Sometimes we just walk and talk to learn

At the Toledo Botanical Garden for a Garden by Janet & Steven we met with six others to explore the property, especially the big shade garden and the hedge-enclosed perennial beds.TBGBurnetN7846aS.jpg

Some were there to shoot with Steven, so talk of "what's this flower" alternated with "What light setting are you using?"

All eyes and cameras tended to come together over the late summer bloomers, such as this native North American perennial called burnet, Sanguisorba canadensis.

Check out Steven's touch (below) versus Janet's point and shoot (right) -- no contest! Yet both photos capture not only the bloom but the effects of summer drought and extreme heat in the scorched foliage still being grown over. Both photos also failed together, in that neither one included a caterpillar-eaten false indigo (Baptisia australis) just to the right. Turns out almost everyone in the party had noticed this trouble on what is normally a pest free plant. (The culprits? Probably Genista broom moth -- more on that at the Forum.)



So come join us

Almost any week of the year you can check our calendar, choose one of our Garden By Janet & Steven sessions and come garden with us or observe. No charge. No strings. We know we all learn better through hands on experience, so we invite you to our work sites when we can. We strive to write and illustrate clearly from real life gardening. Having you there to see, touch and tell us how it comes across to you does us a world of good.

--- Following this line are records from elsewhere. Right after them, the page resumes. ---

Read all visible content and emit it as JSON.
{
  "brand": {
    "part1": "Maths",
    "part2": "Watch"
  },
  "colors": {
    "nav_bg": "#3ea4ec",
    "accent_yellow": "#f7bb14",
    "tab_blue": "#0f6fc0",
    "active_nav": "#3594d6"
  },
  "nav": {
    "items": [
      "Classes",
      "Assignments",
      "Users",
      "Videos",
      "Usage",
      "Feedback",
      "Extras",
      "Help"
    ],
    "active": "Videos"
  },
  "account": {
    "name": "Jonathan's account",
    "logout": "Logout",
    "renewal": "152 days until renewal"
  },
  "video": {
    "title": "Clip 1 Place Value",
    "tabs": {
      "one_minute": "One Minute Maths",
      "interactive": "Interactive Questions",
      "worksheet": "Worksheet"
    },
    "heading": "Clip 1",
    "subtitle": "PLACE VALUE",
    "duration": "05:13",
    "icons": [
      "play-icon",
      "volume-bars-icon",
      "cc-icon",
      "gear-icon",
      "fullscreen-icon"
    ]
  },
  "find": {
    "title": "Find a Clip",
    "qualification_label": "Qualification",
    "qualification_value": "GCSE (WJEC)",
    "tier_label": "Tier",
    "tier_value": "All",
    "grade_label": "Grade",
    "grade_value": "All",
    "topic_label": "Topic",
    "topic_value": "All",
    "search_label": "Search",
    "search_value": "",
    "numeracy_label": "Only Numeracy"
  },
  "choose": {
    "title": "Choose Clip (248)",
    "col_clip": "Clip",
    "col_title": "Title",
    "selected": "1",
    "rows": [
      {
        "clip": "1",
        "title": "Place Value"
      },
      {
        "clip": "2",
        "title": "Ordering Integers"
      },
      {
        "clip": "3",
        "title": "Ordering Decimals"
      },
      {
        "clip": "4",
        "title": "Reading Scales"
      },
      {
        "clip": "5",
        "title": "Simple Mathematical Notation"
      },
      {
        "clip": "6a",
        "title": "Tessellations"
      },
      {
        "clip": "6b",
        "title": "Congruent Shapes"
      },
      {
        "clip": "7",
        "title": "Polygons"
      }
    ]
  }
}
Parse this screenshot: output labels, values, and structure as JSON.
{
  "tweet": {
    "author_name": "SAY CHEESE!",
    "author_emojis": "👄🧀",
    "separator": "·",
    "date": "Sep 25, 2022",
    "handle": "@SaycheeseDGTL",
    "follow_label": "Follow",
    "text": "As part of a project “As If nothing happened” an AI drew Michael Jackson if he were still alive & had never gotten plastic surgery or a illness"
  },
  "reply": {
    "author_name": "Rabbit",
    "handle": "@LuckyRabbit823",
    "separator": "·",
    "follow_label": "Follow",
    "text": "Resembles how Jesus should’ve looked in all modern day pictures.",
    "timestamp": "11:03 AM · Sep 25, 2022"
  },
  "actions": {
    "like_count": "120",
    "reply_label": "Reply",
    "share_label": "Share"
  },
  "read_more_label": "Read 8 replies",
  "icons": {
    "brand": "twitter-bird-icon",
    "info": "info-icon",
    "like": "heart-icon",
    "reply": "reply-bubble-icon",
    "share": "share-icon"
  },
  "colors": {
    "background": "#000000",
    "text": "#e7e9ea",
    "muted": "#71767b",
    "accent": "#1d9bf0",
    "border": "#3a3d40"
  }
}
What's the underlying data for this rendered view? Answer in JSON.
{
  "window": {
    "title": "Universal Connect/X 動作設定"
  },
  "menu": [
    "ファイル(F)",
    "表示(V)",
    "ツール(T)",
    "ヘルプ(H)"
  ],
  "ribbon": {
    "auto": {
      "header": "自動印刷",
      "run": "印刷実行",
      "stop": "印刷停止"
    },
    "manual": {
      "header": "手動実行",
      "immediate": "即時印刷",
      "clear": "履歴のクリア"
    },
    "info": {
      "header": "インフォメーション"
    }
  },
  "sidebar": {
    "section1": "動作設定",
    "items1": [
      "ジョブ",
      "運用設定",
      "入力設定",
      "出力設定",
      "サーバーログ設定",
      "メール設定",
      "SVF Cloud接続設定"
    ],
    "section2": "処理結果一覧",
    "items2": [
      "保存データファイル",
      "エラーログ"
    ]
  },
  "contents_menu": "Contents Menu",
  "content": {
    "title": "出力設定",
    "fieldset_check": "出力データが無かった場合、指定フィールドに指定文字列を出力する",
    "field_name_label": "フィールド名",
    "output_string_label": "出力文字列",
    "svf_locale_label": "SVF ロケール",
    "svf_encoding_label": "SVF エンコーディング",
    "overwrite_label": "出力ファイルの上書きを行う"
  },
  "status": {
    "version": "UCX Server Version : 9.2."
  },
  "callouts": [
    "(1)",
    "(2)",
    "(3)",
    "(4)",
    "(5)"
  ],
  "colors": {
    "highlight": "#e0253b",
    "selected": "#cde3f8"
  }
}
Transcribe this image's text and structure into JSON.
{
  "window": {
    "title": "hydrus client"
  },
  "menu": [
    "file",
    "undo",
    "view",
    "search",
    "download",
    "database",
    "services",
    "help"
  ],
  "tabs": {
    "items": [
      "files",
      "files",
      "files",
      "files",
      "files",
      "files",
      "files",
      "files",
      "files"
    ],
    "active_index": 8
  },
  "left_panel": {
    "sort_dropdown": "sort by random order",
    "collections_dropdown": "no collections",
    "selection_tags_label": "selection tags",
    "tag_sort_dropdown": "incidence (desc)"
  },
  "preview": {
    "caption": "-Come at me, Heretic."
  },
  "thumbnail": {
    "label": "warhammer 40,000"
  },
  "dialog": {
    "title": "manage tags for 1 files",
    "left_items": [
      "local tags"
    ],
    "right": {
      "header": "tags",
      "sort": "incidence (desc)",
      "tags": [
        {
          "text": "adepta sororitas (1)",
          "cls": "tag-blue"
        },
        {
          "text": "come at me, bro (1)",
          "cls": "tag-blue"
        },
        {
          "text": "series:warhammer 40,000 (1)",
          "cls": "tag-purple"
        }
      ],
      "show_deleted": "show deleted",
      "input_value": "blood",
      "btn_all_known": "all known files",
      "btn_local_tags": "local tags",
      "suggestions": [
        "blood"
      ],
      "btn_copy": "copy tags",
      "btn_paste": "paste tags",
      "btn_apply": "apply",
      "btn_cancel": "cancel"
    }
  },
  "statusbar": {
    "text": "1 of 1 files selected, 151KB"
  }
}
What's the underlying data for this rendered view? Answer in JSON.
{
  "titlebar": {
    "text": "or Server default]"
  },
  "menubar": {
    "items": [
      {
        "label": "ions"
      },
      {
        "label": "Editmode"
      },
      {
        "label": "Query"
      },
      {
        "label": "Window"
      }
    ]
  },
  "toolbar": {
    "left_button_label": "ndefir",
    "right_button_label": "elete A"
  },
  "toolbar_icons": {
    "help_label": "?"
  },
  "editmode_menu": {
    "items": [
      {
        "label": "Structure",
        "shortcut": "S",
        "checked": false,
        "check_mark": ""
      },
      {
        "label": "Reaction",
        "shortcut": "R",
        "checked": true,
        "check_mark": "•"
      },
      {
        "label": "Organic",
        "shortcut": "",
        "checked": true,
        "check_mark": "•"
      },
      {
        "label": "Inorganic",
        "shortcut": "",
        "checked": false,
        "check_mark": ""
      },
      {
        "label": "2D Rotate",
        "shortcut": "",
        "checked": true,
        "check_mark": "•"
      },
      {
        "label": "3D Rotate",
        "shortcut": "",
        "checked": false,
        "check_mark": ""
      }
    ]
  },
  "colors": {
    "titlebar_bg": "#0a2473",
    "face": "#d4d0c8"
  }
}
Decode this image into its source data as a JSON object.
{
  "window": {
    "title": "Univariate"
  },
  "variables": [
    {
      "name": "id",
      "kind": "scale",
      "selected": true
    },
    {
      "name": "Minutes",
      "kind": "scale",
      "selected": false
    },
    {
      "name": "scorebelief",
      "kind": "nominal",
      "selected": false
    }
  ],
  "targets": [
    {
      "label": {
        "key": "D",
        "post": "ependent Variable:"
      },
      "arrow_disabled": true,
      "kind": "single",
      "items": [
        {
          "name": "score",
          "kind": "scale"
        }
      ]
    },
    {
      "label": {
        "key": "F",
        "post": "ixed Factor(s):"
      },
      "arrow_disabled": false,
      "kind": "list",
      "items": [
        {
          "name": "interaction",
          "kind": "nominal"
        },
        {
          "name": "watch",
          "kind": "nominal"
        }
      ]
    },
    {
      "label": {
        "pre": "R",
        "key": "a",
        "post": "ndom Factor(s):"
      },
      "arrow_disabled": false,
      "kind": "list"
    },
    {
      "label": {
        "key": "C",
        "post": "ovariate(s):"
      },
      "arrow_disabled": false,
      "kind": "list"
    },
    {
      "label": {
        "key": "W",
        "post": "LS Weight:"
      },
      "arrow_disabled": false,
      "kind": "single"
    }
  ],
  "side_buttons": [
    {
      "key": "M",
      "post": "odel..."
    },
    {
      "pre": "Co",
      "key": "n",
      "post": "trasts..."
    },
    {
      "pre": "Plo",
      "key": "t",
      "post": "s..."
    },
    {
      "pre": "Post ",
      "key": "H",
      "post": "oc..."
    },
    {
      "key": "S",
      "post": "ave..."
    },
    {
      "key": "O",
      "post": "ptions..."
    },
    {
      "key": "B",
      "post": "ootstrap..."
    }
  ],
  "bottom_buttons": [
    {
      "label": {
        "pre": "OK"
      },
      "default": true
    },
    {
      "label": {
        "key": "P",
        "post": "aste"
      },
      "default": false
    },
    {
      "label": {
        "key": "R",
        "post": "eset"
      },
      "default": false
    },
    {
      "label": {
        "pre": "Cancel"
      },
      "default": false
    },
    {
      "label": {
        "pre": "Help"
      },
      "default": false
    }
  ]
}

On our calendar, we post the opportunity and the kind of work we'll be doing.

You can bring tools and help out, or just observe as you wish. All we ask is that you let us know you intend to come and give us a telephone number where we can reach you with the kinds of last minute changes outdoor work sometimes entails.


To arrange your own Garden by Janet & Steven session

Sometimes those who attend ask, "Could we do this in my garden?" There's more on arranging that service in About Us: Services: Barn raisings and workshops 

We offer free workshops to share what we know, but we don't deny there are perks in it for us, like many hands making light work if people choose to help drag and bag prunings. Here, Carolyn Reidel, Jim Ranieri, Judy Fritzsche and Nancy Ranieri manned the over-the-fence end of a branch brigade when we pruned at Ray Wiegand's Nursery's fabulous display gardens.